- Skip the Soda: If you are a daily soda drinker, this bad habit is likely damaging your teeth. The acids that create the fizz in soda are very corrosive and have been proven to erode tooth enamel. Acid erosion makes teeth more susceptible to cavities. Water is always the best beverage option.
- Reduce Sugar Intake: Mouth bacteria love sugar. The intake of sweet treats promotes bacteria growth in the mouth and increases acidity which leads to plaque formation. Plaque is a sticky layer that forms on enamel and causes tooth decay and gum disease. Limit sugary foods and beverages and brush your teeth after enjoying sweets.

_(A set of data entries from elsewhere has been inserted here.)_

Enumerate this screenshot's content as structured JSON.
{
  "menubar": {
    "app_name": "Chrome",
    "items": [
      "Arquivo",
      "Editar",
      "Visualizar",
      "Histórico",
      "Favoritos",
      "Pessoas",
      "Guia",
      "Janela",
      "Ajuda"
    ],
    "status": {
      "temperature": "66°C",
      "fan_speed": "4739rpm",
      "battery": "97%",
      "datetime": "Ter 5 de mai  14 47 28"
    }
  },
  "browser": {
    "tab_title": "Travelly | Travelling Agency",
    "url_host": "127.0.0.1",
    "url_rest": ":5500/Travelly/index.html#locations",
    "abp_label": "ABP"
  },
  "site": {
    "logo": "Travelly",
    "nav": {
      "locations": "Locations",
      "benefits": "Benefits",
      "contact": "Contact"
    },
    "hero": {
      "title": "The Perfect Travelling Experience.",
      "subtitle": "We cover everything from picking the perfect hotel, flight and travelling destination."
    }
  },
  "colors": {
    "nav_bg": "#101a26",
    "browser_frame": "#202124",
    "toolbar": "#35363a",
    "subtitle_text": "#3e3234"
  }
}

- Quit Smoking: Tobacco use is very bad for health and your teeth. No matter how shiny your dentist gets your smile, habitual smoking between visits will reverse all the effort that took place during the professional dental cleaning in 85254.
- Use the Proper Brushing Technique: If you are not brushing correctly, you are probably not cleaning your teeth thoroughly. Hold your brush at a 45-degree angle and use short, circular motions with a soft-bristled toothbrush. The compact brush head should be pointed toward the gumline. Brush for at least two minutes.
- Don’t Skip the Floss: Proper flossing removes plaque, bacteria and food particles between teeth and below the gumline. Floss reaches places your toothbrush can’t. To avoid damaging your gums, wrap about 2-inches of floss between your fingers and pull out a new section for each tooth. Keep the floss held tight against the surface to break up plaque without harming your gums.
- Brush Gently: It might be tempting to bear down hard on your teeth while brushing, but aggressive motions won’t get your teeth any cleaner. In fact, too much intensity can damage enamel making teeth more porous and sensitive. Harsh brushing can also lead to irreversible gum recession.
- Chew Sugar-Free Gum: Although nothing replaces brushing after eating, it isn’t always convenient. The next best thing is keep a sugarless gum on hand to boost saliva production (natural antibacterial agent), clean your teeth and freshen breath between brushings.
- Clean Your Teeth While You Eat: Just like sugary foods and drinks can negatively impact your oral health, certain foods can help. You can reduce plaque buildup by eating crisp, firm cleansing foods such as apples, popcorn, raw carrots and celery. These foods no not take the place of good oral hygiene practices but eating these items can help safeguard your dental health.
So, now that you know how to take better care for your teeth and gums, does that mean you no longer need to visit your dentist? Regular teeth cleanings
from a professional will help you maintain good oral health and uncover mouth issues sooner. The earlier your dentist discovers an oral health complication, the easier, less painful and less costly it will be to restore your smile.